Chapter Four Objectives

Chapter 4

 

 

Objective 1 | State the three areas of change that developmental psychologists study, and identify the three major issues in developmental psychology. 

 

Objective 2| Describe the union of sperm and egg at conception. 

 

Objective 3| Define zygote, embryo, and fetus, and explain how teratogens can affect development. 

 

Objective 4| Describe some abilities of the newborn, and explain how researchers use habituation to assess infant sensory and cognitive abilities. 

 

Objective 5| Describe some developmental changes in a child’s brain, and explain why maturation accounts for many of our similarities. 

 

Objective 6| Outline four events in the motor development sequence from birth to toddlerhood, and evaluate the effects of maturation and experience on that sequence. 

Objective 7| Explain why we have few memories of experiences during our first three years of life. 

 

Objective 8| State Piaget’s understanding of how the mind develops, and discuss the importance of assimilation and accommodation in this process. 

 

Objective 9| Outline Piaget’s four main stages of cognitive development, and comment on how children’s thinking changes during these four stages. 

 

Objective 10| Discuss psychologists’ current views on Piaget’s theory of cognitive development.

Objective 11| Define stranger anxiety.

 

Objective 12| Discuss the effects of nourishment, body contact, and familiarity on infant social attachment.

Objective 13| Contrast secure and insecure attachment, and discuss the roles of parents and infants in the development of attachment and an infant’s feelings of basic trust. 

Objective 14| Assess the impact of parental neglect, family disruption, and day care on attachment patterns and development. 

 

Objective 15| Trace the onset and development of children’s self-concept.


 

Objective 16| Describe three parenting styles, and offer three potential explanations for the link between authoritative parenting and social competence. 

 

Objective 17| Define adolescence. 

 

Objective 18| Identify the major physical changes during adolescence.

 

Objective 19| Describe the changes in reasoning abilities that Piaget called formal operations.

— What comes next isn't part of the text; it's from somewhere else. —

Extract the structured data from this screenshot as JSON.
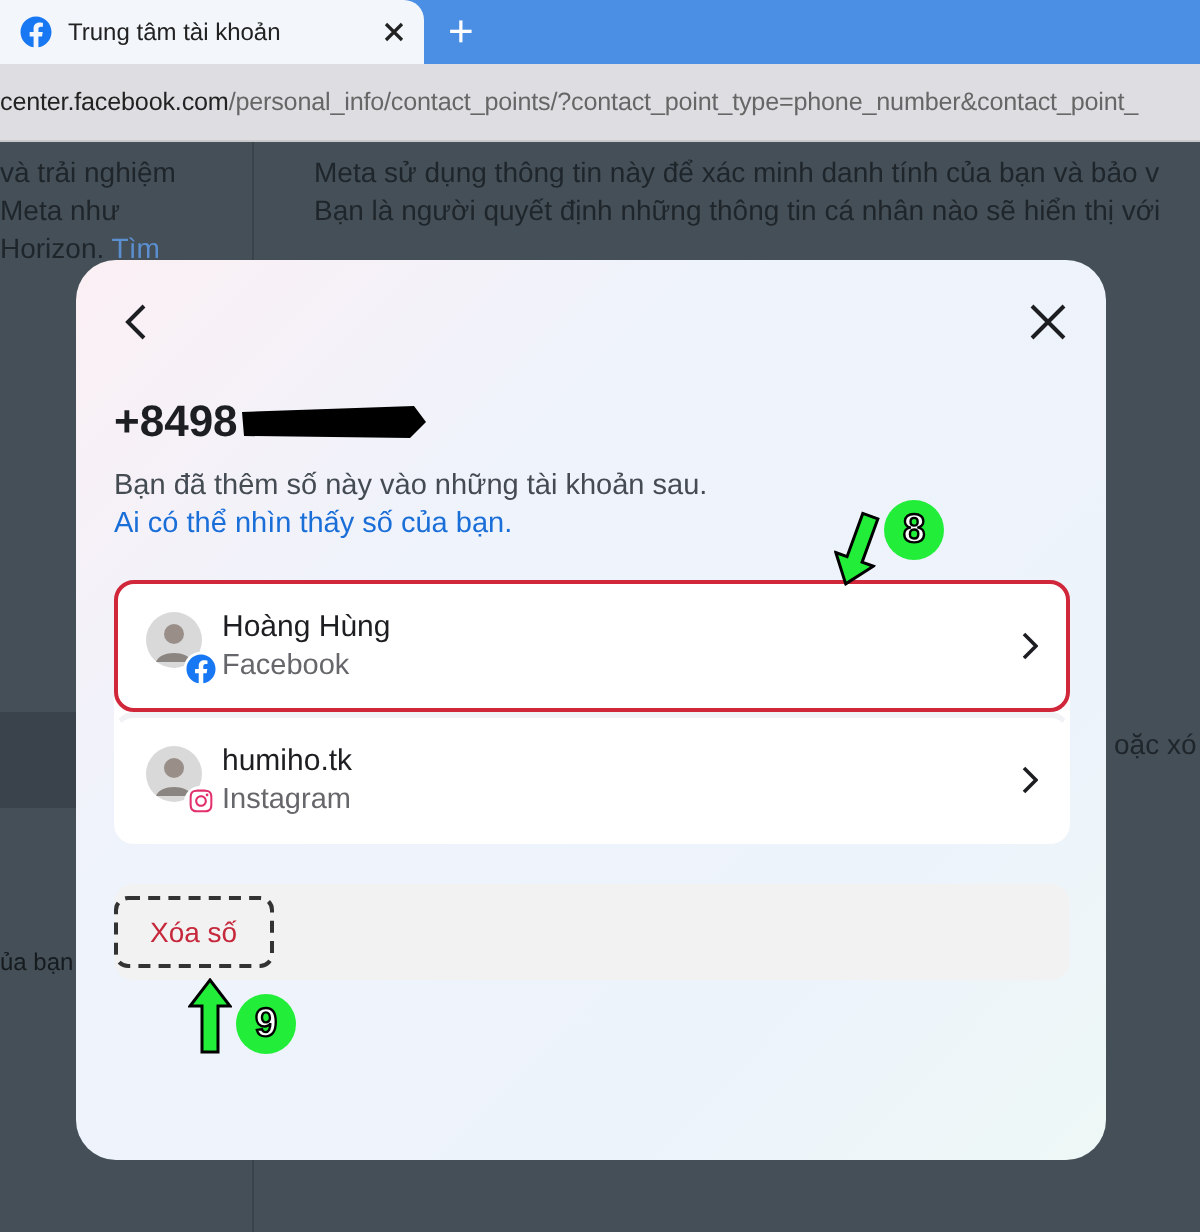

Objective 20| Discuss moral development from the perspectives of moral thinking, moral feeling, and moral action.

 

Objective  21| Identify Erikson’s eight stages of psychosocial development and their accompanying issues. 

 

Objective 22| Explain how the search for identity affects us during adolescence, and discuss how forming an identity prepares us for intimacy.

 

Objective 23| Contrast parental and peer influences during adolescence. 

 

Objective 24| Discuss the characteristics of emerging adulthood. 

Objective 25| Identify the major physical changes that occur in middle adulthood. 

 

Objective 26| Compare life expectancy in the mid-twentieth and early twenty-first centuries, and discuss changes in sensory abilities and health (including frequency of dementia) in older adults. 

 Pages: 177-181

 

Objective 27| Assess the impact of aging on recall and recognition in adulthood. 

 

Objective 28| Summarize the contributions of cross-sectional and longitudinal studies to our understanding of the normal effects of aging on adult intelligence. 

 

Objective 29| Explain why the path of adult development need not be tightly linked to one’s chronological age.

 

Objective 30| Discuss the importance of love, marriage, and children in adulthood, and comment on the contribution of one’s work to feelings of self-satisfaction.

 

Objective 31| Describe trends in people’s life satisfaction across the life span. 

Objective 32| Describe the range of reactions to the death of loved one. 

 

Objective 33| Summarize current views on continuity versus stages and stability versus change in lifelong development. 





Ms Hitchcock